Tomato cages can be purchased almost anywhere in the spring and summer. These wire structures encircle the tomato plant and are placed into the ground when the tomatoes are planted in the garden. If you are planning on having just a few plants, this is the easiest support to use as they are inexpensive and can be used for several years. You can use the cage without wire ties so as the tomato grows and fills the basket, stems can be moved inside the wire cone to support the plant. The one problem with these tomato cages is that they are not very strong and large indeterminate tomato vines can quickly grow past the top ring of the basket and topple the whole plant. High winds from summer storms can also cause these cages to fall over. Determinate tomato varieties are best suited with these cages or brace the cage with stakes when the vines get larger.
For larger indeterminate tomato varieties you can make cages out of concrete reinforcing mesh that can be purchased at your local hardware store or home center. Make sure the mesh is large enough to get your hand through while harvesting a tomato. Typically 5-foot wide mesh with 6-inch-squares works well. To make the cage, cut a 5 to 6-foot-long piece, roll it together so the ends meet, then secure them with wire to make a cylinder. Consider anchoring the cage to the ground with ground staples or stakes.
One problem with tomato cages is that they take up a lot of space when stored. Cages made out of concrete mesh can be untied and stored flat against a wall. There are also collapsible tomato cages that fold for easy storage if your space is limited.
If you have a more hands on approach to tomato growing and you are constantly pinching off shoots and pruning indeterminate tomatoes, you may want to use stakes. Pound a 6-foot oak or cedar 2x2, or a metal fence post about a foot into the ground and plant your tomato about 6 inches away from the stake. As the tomato grows, prune it to a single stem by pinching off any side shoots that emerge from the main stem. Tie the stem loosely to the stake with soft twine or reusable Velcro ties. Make sure that the tie is around the stake before tying it around the stem so it doesn’t slide down the stake. You can also notch wooden stakes or insert a nail or screw to hold the tie in place.
A tomato spiral is another option to staking as it is acts like a stake and a cage. Tomato spirals are a 5-foot metal corkscrew shaped wire stake that you wind your plant around as it grows. You may not need to tie the plant up, but you will still want to pinch out any side shoots. Tomato ladders are another invention that is like an open cage with rungs like a ladder and three wire stakes that are inserted into the ground. Tomatoes grown on ladders don’t need to be pinched into a single stem as the side shoots can be tied to the rungs.
Another option is to make a tripod or tuteur from three stakes driven into the ground on an angle to make a pyramid. A single plant can be placed in the middle of the tripod and trained to three main stems by keeping the lowest side shoots and pinching out the rest, or place a plant at the base of each leg of the tripod and train each plant to a single stem, which you would tie to that leg.

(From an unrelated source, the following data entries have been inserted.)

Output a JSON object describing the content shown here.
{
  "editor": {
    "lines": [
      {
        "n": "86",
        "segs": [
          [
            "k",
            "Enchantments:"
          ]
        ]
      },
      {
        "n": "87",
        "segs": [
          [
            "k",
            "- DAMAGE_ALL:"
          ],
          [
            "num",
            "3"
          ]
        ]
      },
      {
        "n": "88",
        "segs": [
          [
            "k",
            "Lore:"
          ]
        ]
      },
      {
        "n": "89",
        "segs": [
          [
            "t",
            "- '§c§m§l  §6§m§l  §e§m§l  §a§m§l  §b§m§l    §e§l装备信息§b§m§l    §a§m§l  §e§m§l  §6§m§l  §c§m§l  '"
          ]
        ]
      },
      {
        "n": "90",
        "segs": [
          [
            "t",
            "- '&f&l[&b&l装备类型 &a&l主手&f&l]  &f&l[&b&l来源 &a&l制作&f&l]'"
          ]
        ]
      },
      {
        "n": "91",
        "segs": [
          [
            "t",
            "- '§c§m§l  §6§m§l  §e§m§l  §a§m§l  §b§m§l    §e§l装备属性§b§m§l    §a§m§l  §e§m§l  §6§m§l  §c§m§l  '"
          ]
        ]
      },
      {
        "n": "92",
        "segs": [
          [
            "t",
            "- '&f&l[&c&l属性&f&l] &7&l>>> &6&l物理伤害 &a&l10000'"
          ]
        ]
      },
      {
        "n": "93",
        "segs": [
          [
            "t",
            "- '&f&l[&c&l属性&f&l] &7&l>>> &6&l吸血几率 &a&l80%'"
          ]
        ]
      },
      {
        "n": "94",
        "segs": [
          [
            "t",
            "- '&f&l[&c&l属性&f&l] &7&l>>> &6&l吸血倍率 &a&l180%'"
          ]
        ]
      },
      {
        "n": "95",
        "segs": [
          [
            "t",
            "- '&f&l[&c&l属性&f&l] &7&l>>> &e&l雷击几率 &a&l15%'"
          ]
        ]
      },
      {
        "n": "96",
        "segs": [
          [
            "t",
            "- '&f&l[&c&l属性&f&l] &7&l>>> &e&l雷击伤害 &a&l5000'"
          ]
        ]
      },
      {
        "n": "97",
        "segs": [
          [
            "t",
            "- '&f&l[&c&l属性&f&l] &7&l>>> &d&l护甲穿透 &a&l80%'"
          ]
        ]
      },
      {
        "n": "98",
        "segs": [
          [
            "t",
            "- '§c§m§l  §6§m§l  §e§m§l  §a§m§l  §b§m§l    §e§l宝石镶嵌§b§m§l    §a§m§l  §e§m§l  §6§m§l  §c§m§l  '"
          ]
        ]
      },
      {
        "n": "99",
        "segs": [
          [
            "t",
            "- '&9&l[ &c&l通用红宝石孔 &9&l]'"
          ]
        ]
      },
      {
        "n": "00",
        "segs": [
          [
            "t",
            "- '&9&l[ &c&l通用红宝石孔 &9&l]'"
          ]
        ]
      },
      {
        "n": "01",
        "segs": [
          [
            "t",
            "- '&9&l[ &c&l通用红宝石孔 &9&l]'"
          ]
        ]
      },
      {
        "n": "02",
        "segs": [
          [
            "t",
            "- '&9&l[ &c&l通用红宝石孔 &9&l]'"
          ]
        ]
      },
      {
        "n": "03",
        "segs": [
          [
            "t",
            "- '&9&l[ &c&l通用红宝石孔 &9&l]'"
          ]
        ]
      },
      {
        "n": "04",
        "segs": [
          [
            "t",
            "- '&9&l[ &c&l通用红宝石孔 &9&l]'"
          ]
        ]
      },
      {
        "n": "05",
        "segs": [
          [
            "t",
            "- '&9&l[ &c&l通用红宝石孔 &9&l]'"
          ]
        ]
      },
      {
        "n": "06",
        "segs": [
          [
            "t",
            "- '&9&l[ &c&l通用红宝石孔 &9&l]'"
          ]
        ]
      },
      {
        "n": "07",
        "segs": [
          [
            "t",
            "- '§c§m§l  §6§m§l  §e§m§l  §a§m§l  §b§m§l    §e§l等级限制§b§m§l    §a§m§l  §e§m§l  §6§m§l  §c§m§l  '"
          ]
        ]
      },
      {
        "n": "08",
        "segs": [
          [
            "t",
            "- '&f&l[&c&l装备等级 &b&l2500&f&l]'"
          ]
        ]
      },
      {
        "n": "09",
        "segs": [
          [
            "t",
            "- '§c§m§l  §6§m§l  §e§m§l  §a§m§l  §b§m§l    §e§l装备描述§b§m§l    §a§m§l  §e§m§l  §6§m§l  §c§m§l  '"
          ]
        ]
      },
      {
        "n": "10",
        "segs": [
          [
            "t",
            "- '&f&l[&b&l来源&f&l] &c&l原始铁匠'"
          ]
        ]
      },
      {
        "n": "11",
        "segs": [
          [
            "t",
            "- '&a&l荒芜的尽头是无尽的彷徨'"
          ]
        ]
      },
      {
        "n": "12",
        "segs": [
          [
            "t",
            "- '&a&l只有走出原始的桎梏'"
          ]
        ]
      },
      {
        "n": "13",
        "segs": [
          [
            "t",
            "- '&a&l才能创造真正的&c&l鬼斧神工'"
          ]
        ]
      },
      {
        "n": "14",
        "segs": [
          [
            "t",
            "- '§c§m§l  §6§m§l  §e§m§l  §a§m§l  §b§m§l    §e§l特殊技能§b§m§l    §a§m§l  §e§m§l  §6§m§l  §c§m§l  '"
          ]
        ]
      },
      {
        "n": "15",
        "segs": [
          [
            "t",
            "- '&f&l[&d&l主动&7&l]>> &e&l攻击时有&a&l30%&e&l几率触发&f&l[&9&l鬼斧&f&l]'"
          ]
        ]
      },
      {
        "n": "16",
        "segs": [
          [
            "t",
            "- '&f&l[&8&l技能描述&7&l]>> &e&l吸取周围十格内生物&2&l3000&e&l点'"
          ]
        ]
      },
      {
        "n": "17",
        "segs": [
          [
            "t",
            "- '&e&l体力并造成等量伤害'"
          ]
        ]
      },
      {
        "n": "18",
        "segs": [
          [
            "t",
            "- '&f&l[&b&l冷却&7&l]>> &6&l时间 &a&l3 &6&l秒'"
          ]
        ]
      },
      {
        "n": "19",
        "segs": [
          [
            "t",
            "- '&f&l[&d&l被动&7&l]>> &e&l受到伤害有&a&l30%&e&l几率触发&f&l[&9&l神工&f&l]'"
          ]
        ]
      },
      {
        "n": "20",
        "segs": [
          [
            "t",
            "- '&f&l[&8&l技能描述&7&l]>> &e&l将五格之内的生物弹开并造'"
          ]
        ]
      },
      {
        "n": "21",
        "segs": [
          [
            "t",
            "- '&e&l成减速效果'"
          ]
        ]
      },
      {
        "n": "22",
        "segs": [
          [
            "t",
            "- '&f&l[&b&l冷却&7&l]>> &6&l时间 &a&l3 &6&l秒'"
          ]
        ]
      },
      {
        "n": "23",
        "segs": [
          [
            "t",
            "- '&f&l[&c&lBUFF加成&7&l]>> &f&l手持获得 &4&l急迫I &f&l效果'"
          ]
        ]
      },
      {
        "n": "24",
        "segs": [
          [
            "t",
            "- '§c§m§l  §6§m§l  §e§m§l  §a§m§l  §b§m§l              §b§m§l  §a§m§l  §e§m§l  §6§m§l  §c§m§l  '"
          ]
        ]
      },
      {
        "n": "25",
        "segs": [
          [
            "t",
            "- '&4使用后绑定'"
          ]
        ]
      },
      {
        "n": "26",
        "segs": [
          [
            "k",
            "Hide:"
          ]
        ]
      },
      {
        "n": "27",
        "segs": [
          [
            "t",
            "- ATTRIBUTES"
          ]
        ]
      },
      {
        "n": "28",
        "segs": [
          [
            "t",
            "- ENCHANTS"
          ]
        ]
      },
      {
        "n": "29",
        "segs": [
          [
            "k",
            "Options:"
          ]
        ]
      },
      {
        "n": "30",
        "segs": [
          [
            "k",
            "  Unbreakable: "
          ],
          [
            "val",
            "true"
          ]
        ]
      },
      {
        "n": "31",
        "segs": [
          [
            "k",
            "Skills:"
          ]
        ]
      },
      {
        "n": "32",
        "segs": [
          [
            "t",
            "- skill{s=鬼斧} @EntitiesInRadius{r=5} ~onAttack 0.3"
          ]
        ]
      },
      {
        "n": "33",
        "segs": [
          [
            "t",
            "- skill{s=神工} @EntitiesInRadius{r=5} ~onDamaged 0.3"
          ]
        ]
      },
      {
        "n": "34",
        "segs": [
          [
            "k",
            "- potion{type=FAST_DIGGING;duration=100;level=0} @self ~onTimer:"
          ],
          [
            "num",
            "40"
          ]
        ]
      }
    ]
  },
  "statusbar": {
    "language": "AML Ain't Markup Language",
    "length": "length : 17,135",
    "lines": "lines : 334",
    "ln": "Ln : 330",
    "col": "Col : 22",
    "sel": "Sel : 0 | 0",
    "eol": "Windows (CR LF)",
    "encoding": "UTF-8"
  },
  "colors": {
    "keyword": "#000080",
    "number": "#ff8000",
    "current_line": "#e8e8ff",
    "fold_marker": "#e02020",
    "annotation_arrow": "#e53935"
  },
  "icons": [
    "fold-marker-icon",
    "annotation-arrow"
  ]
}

A quick and easy staking method for supporting several tomato plants at once can be done with the use of a Florida Weave. The tomatoes need to be planted in rows and at the ends of the row metal fence posts are driven into the ground at a slight outward angle. Between the plants place 1x1 wooden stakes into the ground and allow the plants to grow until they start to lean over. Tie twine around one end post and weaving it in and out of the plants until you get to the end of the row. Tie the twine off to the end post and then weave the twine the opposite way so that each plant is caught between the twine.
Tomatoes inside a Florida weave do not need to be pruned or trained, but as the plants grow taller, add more rows of twine about every 8 to 12 inches. Depending on how long the row is, you may need to run a wire between the end posts for additional support once the plants start producing fruit.
Whichever method you use, it is important to keep the fruit off the ground and promote air circulation between the plants to reduce the chance for disease.